> [Website and app data records]:
════
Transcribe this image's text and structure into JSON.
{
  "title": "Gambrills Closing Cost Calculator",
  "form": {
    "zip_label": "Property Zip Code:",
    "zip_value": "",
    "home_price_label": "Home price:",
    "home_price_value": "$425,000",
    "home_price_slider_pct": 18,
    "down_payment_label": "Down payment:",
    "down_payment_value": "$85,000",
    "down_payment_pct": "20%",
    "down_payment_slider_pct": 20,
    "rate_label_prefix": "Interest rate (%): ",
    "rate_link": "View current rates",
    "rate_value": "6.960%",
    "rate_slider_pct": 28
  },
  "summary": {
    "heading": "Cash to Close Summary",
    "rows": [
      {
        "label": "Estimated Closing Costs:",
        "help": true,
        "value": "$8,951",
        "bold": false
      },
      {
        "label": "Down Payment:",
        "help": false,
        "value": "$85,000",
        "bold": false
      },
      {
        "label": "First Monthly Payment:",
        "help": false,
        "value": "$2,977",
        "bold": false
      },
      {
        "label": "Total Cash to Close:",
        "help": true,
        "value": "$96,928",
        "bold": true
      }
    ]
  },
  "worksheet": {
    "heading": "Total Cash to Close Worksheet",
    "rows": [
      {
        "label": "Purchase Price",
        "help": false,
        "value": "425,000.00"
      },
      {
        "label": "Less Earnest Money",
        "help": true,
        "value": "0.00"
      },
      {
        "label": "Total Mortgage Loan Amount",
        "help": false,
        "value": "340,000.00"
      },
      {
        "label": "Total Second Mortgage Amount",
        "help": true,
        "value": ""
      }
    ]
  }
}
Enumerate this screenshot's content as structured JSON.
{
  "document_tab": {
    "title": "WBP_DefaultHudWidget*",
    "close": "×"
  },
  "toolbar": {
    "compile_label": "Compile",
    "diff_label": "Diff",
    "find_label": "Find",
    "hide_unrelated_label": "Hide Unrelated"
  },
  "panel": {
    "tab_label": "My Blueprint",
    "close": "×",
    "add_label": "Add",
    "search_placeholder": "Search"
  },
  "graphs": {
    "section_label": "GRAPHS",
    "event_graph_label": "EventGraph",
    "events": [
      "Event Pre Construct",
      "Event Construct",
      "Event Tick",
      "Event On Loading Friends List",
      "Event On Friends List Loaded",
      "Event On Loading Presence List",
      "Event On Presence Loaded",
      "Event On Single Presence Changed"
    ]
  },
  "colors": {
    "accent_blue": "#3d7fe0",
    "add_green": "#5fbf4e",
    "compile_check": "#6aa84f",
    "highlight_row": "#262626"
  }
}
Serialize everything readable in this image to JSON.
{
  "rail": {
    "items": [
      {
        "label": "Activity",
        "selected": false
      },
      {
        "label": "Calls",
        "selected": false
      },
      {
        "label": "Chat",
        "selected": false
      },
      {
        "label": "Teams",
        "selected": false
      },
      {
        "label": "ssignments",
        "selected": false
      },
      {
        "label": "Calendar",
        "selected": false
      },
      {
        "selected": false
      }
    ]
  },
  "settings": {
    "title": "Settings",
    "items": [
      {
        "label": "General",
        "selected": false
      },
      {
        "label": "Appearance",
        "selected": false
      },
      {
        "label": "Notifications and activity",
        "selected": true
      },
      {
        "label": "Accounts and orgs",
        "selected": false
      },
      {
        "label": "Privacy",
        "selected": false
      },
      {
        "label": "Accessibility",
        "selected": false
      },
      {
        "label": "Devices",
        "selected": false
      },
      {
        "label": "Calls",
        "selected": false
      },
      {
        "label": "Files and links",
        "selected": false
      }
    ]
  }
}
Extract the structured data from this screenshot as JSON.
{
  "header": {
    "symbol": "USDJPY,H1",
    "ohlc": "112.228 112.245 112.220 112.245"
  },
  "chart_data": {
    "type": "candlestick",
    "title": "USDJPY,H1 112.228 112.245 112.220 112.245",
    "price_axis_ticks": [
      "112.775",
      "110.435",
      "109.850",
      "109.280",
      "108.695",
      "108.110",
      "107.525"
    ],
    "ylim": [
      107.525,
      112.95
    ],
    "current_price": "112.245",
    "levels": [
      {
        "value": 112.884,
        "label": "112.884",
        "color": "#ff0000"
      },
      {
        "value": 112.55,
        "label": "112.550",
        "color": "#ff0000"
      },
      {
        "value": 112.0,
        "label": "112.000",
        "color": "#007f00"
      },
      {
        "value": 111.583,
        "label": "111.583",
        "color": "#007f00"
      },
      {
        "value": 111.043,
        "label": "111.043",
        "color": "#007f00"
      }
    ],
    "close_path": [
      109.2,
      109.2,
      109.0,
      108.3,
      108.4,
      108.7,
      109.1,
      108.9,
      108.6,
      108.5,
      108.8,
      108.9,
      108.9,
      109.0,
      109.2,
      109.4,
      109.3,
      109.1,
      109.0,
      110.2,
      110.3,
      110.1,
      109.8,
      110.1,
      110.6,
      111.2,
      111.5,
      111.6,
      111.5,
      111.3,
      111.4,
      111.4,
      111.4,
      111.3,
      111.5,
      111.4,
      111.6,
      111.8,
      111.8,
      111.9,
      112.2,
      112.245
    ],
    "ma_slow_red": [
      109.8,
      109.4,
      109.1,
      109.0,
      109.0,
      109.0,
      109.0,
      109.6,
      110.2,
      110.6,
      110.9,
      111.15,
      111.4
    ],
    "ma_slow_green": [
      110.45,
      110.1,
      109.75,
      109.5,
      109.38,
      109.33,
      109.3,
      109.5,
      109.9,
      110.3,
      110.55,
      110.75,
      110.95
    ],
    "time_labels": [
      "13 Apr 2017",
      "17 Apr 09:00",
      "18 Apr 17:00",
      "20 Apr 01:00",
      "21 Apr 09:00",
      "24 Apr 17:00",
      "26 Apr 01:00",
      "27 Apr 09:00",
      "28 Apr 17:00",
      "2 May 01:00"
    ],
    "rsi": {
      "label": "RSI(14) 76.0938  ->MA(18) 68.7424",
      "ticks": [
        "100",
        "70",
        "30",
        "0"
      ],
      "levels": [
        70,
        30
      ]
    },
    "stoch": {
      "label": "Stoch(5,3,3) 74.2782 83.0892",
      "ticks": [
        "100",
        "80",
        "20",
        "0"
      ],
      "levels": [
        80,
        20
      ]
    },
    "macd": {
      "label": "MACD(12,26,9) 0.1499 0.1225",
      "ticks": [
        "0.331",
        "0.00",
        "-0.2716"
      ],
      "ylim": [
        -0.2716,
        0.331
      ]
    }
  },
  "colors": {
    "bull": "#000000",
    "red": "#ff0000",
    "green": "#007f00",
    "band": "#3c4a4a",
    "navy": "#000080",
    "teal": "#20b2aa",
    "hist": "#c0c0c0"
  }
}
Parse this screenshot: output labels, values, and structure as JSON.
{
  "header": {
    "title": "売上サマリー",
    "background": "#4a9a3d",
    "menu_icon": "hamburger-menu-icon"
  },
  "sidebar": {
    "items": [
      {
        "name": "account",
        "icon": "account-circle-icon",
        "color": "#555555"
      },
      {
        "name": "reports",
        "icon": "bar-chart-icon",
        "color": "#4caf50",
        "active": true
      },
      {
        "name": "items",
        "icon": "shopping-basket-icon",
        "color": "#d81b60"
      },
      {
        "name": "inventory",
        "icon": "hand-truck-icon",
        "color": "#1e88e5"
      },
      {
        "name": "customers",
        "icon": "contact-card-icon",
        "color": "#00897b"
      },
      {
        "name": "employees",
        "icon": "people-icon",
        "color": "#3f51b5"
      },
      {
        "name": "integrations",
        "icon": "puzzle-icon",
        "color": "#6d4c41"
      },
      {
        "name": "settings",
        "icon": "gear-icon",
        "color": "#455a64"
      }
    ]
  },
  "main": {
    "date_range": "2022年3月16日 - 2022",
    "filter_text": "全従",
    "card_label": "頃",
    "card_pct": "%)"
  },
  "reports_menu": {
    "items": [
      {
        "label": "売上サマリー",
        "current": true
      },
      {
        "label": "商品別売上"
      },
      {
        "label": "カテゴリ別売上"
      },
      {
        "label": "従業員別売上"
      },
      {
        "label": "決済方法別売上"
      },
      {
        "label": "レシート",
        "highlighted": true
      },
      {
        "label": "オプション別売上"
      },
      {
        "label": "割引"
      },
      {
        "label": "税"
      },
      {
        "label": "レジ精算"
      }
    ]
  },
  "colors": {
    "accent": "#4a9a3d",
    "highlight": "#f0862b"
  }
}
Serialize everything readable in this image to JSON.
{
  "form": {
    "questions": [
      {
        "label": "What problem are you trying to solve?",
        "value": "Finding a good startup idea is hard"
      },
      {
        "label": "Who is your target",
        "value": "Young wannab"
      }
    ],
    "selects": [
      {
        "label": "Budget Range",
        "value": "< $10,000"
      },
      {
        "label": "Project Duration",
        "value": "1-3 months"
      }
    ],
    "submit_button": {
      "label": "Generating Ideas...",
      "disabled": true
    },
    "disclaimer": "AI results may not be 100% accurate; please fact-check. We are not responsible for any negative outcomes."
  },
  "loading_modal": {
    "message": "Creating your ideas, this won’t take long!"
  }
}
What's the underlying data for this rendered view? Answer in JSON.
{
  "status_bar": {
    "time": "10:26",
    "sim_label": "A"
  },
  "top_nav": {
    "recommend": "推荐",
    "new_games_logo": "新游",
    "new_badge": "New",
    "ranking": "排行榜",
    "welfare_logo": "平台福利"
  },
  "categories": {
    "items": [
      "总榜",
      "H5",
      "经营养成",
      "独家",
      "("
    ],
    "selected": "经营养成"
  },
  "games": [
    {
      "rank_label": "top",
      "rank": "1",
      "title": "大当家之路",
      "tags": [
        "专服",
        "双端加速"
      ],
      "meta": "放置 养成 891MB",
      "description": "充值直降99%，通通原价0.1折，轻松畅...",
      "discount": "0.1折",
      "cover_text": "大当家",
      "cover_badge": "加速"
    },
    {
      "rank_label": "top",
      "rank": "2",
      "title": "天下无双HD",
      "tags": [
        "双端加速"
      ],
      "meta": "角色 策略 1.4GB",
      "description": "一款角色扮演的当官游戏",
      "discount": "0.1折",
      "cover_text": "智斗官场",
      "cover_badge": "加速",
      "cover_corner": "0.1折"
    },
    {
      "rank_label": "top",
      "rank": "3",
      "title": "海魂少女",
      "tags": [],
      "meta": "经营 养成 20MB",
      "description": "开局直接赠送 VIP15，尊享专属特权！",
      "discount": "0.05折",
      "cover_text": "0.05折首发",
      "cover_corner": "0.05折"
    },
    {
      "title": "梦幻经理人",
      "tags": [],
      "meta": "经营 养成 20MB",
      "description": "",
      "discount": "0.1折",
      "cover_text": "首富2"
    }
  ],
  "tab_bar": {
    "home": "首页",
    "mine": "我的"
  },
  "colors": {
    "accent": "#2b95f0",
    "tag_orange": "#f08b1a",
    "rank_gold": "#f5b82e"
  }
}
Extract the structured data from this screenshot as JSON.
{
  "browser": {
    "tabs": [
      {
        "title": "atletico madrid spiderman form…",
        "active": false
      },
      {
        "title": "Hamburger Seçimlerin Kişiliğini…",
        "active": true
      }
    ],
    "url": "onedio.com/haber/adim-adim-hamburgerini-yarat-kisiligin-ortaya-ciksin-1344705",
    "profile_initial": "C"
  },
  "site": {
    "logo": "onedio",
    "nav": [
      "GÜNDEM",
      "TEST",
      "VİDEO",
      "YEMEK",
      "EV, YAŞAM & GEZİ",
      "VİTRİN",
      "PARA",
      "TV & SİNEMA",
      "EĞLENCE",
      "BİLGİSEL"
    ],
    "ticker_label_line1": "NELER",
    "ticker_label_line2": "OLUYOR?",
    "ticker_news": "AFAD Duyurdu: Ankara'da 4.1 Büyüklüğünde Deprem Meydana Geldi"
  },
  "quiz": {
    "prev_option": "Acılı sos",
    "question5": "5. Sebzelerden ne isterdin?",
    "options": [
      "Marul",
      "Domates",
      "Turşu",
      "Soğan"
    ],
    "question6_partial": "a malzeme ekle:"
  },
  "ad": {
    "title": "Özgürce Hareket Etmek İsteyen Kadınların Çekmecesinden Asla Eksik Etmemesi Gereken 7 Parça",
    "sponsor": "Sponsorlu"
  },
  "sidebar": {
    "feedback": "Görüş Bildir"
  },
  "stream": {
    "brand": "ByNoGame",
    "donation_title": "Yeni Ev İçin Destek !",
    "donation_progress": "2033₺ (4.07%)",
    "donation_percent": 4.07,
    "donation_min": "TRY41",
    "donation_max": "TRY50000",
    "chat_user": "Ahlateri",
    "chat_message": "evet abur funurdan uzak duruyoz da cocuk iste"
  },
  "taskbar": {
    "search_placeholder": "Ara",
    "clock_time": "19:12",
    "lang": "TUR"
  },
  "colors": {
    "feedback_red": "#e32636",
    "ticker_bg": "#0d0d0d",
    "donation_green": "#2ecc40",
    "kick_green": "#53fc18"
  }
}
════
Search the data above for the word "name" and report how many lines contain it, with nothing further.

> [Output below]:
8